The retail prices index (RPI) measure - which includes mortgage interest payments - also fell, from 5.2% in November to 4.8% in December.
CPI is now at its lowest rate since June 2011, with the fall attributed to lower fuel prices and cheaper clothing.
Ruthless price cutting
Ranvir Singh, chief executive of market analyst RANsquawk, believes the "ruthless price cutting" on the high street is to thank for the falling rate of inflation.
"Today's figures are of course welcome. But with most economists predicting further stagnation or even a technical recession in 2012, falling inflation may have little more than a palliative effect," he says.
He comments that with weak consumer demand, the pressure to keep prices down will continue, citing the recent price cuts from the 'big six' energy suppliers as evidence.
Singh adds: "While inflation is still well above the Bank of England's target level, such a big fall will make the the the governor much more inclined to dig out his quantitative easing (QE) gun from the cabinet once again.
"It's now highly likely that he'll announce a third dose of QE along with the Bank's next quarterly inflation report next month."
Tom Paterson, chief economist at Gold Made Simple, cautions that the lower figures are not a "green light" to begin another round of QE, adding that the energy companies and retailers' price cuts have "distorted inflation in the short term".
"There needs to be a degree of reflection before any immediate decisions are made to pump more money into the system," he says.
He adds: "Whilst we could well see inflation tick lower for the next few months, with the possibility of energy companies cutting prices further and retailers extending their discounting beyond the January sales, the possibility that CPI will be anywhere near the 2% target a year from now, as confidently predicted by the Bank of England, is a fanciful one."
"The best we can hope for is that inflation sees a steady but controlled decline over the next 12 months, ending the year at less painful levels."
Replaced as the official measure of inflation by the consumer prices index (CPI) in December 2003. Both the Retail Price Index and CPI are attempts to estimate inflation in the UK, but they come up with different values because there are slight differences in what goods and services they cover, and how they are calculated. Unlike the CPI, the RPI includes a measure of housing costs, such as mortgage interest payments, council tax, house depreciation and buildings insurance, so changes in the interest rates affect the RPI. If interest rates are cut, it will reduce mortgage interest payments, so the RPI will fall but not the CPI. The RPI is sometimes referred to as the “headline” rate of inflation and the CPI as the “underlying” rate.
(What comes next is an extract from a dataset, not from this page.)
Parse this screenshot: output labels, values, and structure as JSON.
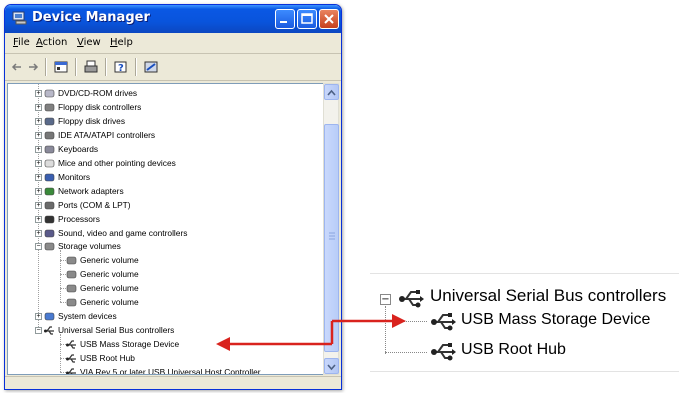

Lower interest rates encourage people to spend, not save. But when interest rates can go no lower and there is a sharp drop in consumer and business spending, a central bank’s only option to stimulate demand is to pump money into the economy directly. This is quantitative easing. The Bank of England purchases assets (usually government bonds, or gilts) from private sector businesses such as insurance companies, banks and pension funds financed by new money the Bank creates electronically (it doesn’t physically print the banknotes). The sellers use the money to switch into other assets, such as shares or corporate bonds or else use it to lend to consumers and businesses, which pushes up demand and stimulates the economy.
An increase in the general level of prices that persists over a period of time. The inflation rate is a measure of the average change over a period, usually 12 months. If inflation is up 4%, this means the price of products and services is 4% higher than a year earlier, requiring we spend and extra 4% to buy the same things we bought 12 months ago and that any savings and investments must generate 4% (after any taxes) to keep pace with inflation. Since 2003, the Bank of England has used the consumer prices index (CPI) as its official measure of inflation (see also retail prices index).
The Consumer Price Index is the official measure of inflation adopted by the government to set its target. When commentators refer to changes in inflation, they’re actually referring to the CPI. In the June 2010 Budget, Chancellor announced the government’s intention to also use the CPI for the price indexation of benefits, tax credits and public sector pensions from April 2011. (See also Retail Prices Index).